What you are asked to do: Scan the data beneath this task and copy each line that includes "amis".

___ Records provided

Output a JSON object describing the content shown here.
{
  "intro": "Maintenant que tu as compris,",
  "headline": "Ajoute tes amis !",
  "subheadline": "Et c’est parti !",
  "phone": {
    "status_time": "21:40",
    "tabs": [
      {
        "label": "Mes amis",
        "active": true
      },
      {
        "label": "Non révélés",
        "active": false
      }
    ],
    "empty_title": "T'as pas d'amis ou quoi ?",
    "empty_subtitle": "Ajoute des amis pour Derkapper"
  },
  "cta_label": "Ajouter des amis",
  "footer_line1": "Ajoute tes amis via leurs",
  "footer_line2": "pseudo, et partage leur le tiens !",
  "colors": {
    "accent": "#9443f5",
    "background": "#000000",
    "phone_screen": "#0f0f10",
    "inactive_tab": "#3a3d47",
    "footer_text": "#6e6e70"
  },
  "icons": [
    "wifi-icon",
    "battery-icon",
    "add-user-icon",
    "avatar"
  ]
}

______
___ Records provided

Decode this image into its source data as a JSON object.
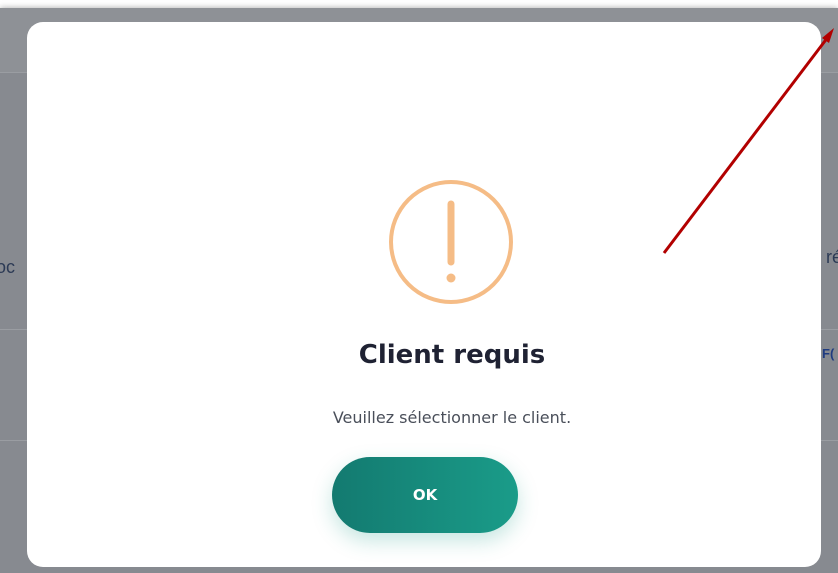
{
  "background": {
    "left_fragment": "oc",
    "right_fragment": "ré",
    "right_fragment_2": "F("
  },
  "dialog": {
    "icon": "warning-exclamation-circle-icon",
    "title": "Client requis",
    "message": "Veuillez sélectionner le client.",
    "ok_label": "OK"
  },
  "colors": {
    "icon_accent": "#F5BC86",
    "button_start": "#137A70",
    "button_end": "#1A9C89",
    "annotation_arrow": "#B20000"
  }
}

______
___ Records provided

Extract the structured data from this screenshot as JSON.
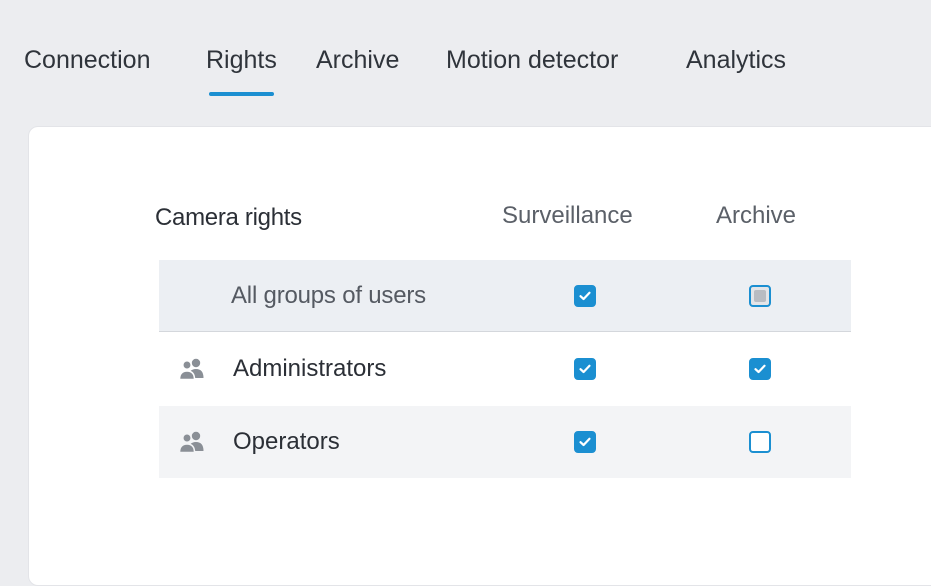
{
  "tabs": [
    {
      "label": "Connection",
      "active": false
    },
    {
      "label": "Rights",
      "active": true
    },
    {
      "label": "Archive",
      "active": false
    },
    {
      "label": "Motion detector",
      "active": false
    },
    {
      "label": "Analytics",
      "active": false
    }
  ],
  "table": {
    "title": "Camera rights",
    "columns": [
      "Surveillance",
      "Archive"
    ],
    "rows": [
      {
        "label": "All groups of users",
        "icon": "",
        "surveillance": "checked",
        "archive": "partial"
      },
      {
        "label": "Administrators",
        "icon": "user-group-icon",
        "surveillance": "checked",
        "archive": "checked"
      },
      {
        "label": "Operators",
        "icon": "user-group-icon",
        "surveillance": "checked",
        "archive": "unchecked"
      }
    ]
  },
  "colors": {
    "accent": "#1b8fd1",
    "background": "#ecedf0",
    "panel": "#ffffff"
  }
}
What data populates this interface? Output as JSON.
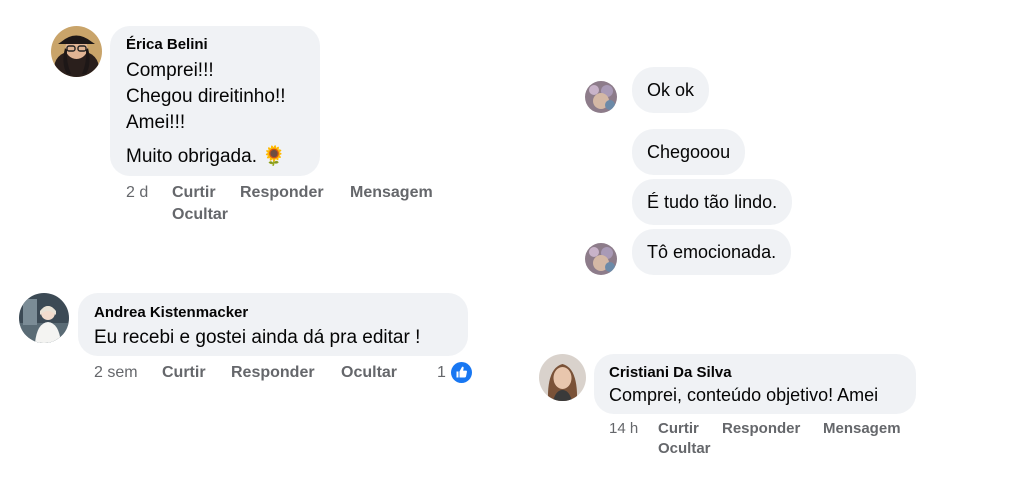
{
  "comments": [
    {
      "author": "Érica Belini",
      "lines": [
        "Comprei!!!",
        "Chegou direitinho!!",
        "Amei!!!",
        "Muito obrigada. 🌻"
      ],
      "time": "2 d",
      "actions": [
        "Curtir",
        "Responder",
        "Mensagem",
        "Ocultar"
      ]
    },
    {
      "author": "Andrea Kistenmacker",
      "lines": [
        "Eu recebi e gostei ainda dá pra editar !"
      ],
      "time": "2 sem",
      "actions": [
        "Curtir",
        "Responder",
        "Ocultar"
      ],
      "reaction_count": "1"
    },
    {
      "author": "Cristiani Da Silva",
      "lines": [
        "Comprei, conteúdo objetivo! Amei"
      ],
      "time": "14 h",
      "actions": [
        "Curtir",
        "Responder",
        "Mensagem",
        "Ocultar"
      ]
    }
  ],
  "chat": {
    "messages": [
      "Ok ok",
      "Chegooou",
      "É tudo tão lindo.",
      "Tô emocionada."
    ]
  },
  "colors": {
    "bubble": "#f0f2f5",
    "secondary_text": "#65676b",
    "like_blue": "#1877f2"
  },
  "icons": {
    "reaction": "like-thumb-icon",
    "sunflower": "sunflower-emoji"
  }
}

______

Answer area:
  "headline": "Ajoute tes amis !",
        "label": "Mes amis",
    "empty_title": "T'as pas d'amis ou quoi ?",
    "empty_subtitle": "Ajoute des amis pour Derkapper"
  "cta_label": "Ajouter des amis",
  "footer_line1": "Ajoute tes amis via leurs",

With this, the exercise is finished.